January, 2012 – Present: Associate Professor, University of Kentucky
July, 2011 – December, 2011: Associate Research Professor, University of Kentucky
2004 – June, 2011: Research Assistant Professor, University of Kentucky
2000 - 2003: Post-Doctoral Scholar, University of Kentucky
1993 - 2000: Instructor / Research Assistant / Teaching Assistant, University of Kentucky
1991-1993: Research Assistant, University of Cincinnati
1987-1990: Co-op Engineer, Stuctural Dynamics Research Corporation, Milford, OH
Ph.D. Mechanical Engineering, University of Kentucky, Lexington, KY 2000
M.S. Engineering Mechanics, University of Cincinnati, Cincinnati, OH 1993
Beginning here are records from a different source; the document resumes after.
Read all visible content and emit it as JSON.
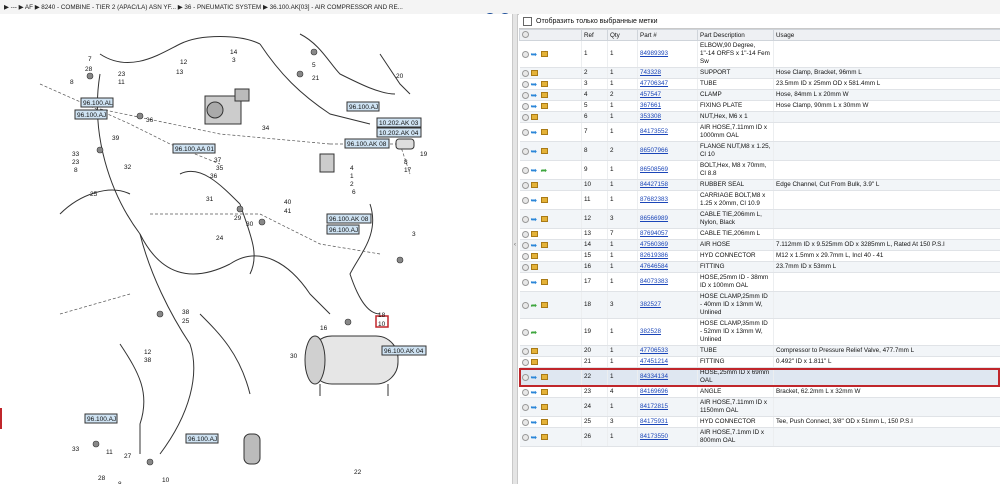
{
  "breadcrumb": {
    "items": [
      "---",
      "AF",
      "8240 - COMBINE - TIER 2 (APAC/LA) ASN YF...",
      "36 - PNEUMATIC SYSTEM",
      "36.100.AK[03] - AIR COMPRESSOR AND RE..."
    ]
  },
  "filter": {
    "label": "Отобразить только выбранные метки"
  },
  "table": {
    "headers": [
      "Ref",
      "Qty",
      "Part #",
      "Part Description",
      "Usage"
    ],
    "rows": [
      {
        "ref": "1",
        "qty": "1",
        "part": "84989393",
        "desc": "ELBOW,90 Degree, 1\"-14 ORFS x 1\"-14 Fem Sw",
        "usage": "",
        "icons": [
          "circle",
          "arrow",
          "box"
        ]
      },
      {
        "ref": "2",
        "qty": "1",
        "part": "743328",
        "desc": "SUPPORT",
        "usage": "Hose Clamp, Bracket, 96mm L",
        "icons": [
          "circle",
          "box"
        ]
      },
      {
        "ref": "3",
        "qty": "1",
        "part": "47706347",
        "desc": "TUBE",
        "usage": "23.5mm ID x 25mm OD x 581.4mm L",
        "icons": [
          "circle",
          "arrow",
          "box"
        ]
      },
      {
        "ref": "4",
        "qty": "2",
        "part": "457547",
        "desc": "CLAMP",
        "usage": "Hose, 84mm L x 20mm W",
        "icons": [
          "circle",
          "arrow",
          "box"
        ]
      },
      {
        "ref": "5",
        "qty": "1",
        "part": "367661",
        "desc": "FIXING PLATE",
        "usage": "Hose Clamp, 90mm L x 30mm W",
        "icons": [
          "circle",
          "arrow",
          "box"
        ]
      },
      {
        "ref": "6",
        "qty": "1",
        "part": "353308",
        "desc": "NUT,Hex, M6 x 1",
        "usage": "",
        "icons": [
          "circle",
          "box"
        ]
      },
      {
        "ref": "7",
        "qty": "1",
        "part": "84173552",
        "desc": "AIR HOSE,7.11mm ID x 1000mm OAL",
        "usage": "",
        "icons": [
          "circle",
          "arrow",
          "box"
        ]
      },
      {
        "ref": "8",
        "qty": "2",
        "part": "86507966",
        "desc": "FLANGE NUT,M8 x 1.25, Cl 10",
        "usage": "",
        "icons": [
          "circle",
          "arrow",
          "box"
        ]
      },
      {
        "ref": "9",
        "qty": "1",
        "part": "86508569",
        "desc": "BOLT,Hex, M8 x 70mm, Cl 8.8",
        "usage": "",
        "icons": [
          "circle",
          "arrow",
          "green"
        ]
      },
      {
        "ref": "10",
        "qty": "1",
        "part": "84427158",
        "desc": "RUBBER SEAL",
        "usage": "Edge Channel, Cut From Bulk, 3.9\" L",
        "icons": [
          "circle",
          "box"
        ]
      },
      {
        "ref": "11",
        "qty": "1",
        "part": "87682383",
        "desc": "CARRIAGE BOLT,M8 x 1.25 x 20mm, Cl 10.9",
        "usage": "",
        "icons": [
          "circle",
          "arrow",
          "box"
        ]
      },
      {
        "ref": "12",
        "qty": "3",
        "part": "86566989",
        "desc": "CABLE TIE,206mm L, Nylon, Black",
        "usage": "",
        "icons": [
          "circle",
          "arrow",
          "box"
        ]
      },
      {
        "ref": "13",
        "qty": "7",
        "part": "87694057",
        "desc": "CABLE TIE,206mm L",
        "usage": "",
        "icons": [
          "circle",
          "box"
        ]
      },
      {
        "ref": "14",
        "qty": "1",
        "part": "47560369",
        "desc": "AIR HOSE",
        "usage": "7.112mm ID x 9.525mm OD x 3285mm L, Rated At 150 P.S.I",
        "icons": [
          "circle",
          "arrow",
          "box"
        ]
      },
      {
        "ref": "15",
        "qty": "1",
        "part": "82619386",
        "desc": "HYD CONNECTOR",
        "usage": "M12 x 1.5mm x 29.7mm L, Incl 40 - 41",
        "icons": [
          "circle",
          "box"
        ]
      },
      {
        "ref": "16",
        "qty": "1",
        "part": "47646584",
        "desc": "FITTING",
        "usage": "23.7mm ID x 53mm L",
        "icons": [
          "circle",
          "box"
        ]
      },
      {
        "ref": "17",
        "qty": "1",
        "part": "84073383",
        "desc": "HOSE,25mm ID - 38mm ID x 100mm OAL",
        "usage": "",
        "icons": [
          "circle",
          "arrow",
          "box"
        ]
      },
      {
        "ref": "18",
        "qty": "3",
        "part": "382527",
        "desc": "HOSE CLAMP,25mm ID - 40mm ID x 13mm W, Unlined",
        "usage": "",
        "icons": [
          "circle",
          "green",
          "box"
        ]
      },
      {
        "ref": "19",
        "qty": "1",
        "part": "382528",
        "desc": "HOSE CLAMP,35mm ID - 52mm ID x 13mm W, Unlined",
        "usage": "",
        "icons": [
          "circle",
          "green"
        ]
      },
      {
        "ref": "20",
        "qty": "1",
        "part": "47706533",
        "desc": "TUBE",
        "usage": "Compressor to Pressure Relief Valve, 477.7mm L",
        "icons": [
          "circle",
          "box"
        ]
      },
      {
        "ref": "21",
        "qty": "1",
        "part": "47451214",
        "desc": "FITTING",
        "usage": "0.492\" ID x 1.811\" L",
        "icons": [
          "circle",
          "box"
        ]
      },
      {
        "ref": "22",
        "qty": "1",
        "part": "84334134",
        "desc": "HOSE,25mm ID x 69mm OAL",
        "usage": "",
        "icons": [
          "circle",
          "arrow",
          "box"
        ],
        "selected": true
      },
      {
        "ref": "23",
        "qty": "4",
        "part": "84169696",
        "desc": "ANGLE",
        "usage": "Bracket, 62.2mm L x 32mm W",
        "icons": [
          "circle",
          "arrow",
          "box"
        ]
      },
      {
        "ref": "24",
        "qty": "1",
        "part": "84172815",
        "desc": "AIR HOSE,7.11mm ID x 1150mm OAL",
        "usage": "",
        "icons": [
          "circle",
          "arrow",
          "box"
        ]
      },
      {
        "ref": "25",
        "qty": "3",
        "part": "84175931",
        "desc": "HYD CONNECTOR",
        "usage": "Tee, Push Connect, 3/8\" OD x 51mm L, 150 P.S.I",
        "icons": [
          "circle",
          "arrow",
          "box"
        ]
      },
      {
        "ref": "26",
        "qty": "1",
        "part": "84173550",
        "desc": "AIR HOSE,7.1mm ID x 800mm OAL",
        "usage": "",
        "icons": [
          "circle",
          "arrow",
          "box"
        ]
      }
    ]
  },
  "diagram": {
    "callouts": [
      "96.100.AL",
      "96.100.AJ",
      "96.100.AA 01",
      "96.100.AK 08",
      "96.100.AJ",
      "10.202.AK 03",
      "10.202.AK 04",
      "96.100.AK 08",
      "96.100.AJ",
      "96.100.AK 04",
      "96.100.AJ",
      "96.100.AJ"
    ],
    "numbers": [
      "7",
      "28",
      "23",
      "11",
      "8",
      "12",
      "13",
      "14",
      "3",
      "5",
      "21",
      "20",
      "34",
      "36",
      "39",
      "33",
      "23",
      "8",
      "32",
      "37",
      "35",
      "36",
      "31",
      "29",
      "30",
      "40",
      "41",
      "18",
      "10",
      "16",
      "19",
      "8",
      "4",
      "1",
      "2",
      "6",
      "17",
      "3",
      "25",
      "24",
      "38",
      "25",
      "12",
      "38",
      "30",
      "22",
      "33",
      "28",
      "11",
      "27",
      "8",
      "10"
    ]
  },
  "colors": {
    "accent": "#3a7bd5",
    "selection": "#c0262b",
    "callout_bg": "#cfe3f3"
  }
}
B.S. Mechanical Engineering, University of Cincinnati, Cincinnati, OH 1991
When David Herrin came to the University of Kentucky to obtain his Ph.D., he was interested in anything that involved finite element analysis and modeling. Eventually, that led him to the field of acoustics. Today, Herrin’s experimental acoustics team conducts research in an Eckel anechoic chamber—a highly controlled environment for making noise measurements. Perforated metal wedges house fibers that absorb sound so that almost no noise is reflected from the walls back to the source. Upon entering the chamber, visitors often exclaim “Whoa!” only to discover the unique environment has significantly muted their surprise.
Herrin’s research is part of an ongoing partnership with the 20+ member Vibro-Acoustics Consortium. Twice a year, consortium members gather for presentations that specialize in noise and vibrational control for heavy equipment, engines and HVAC products. Membership in the consortium has doubled in the last 10 years.
Herrin talks about the muffling effect of snow
Mufflers and Silencers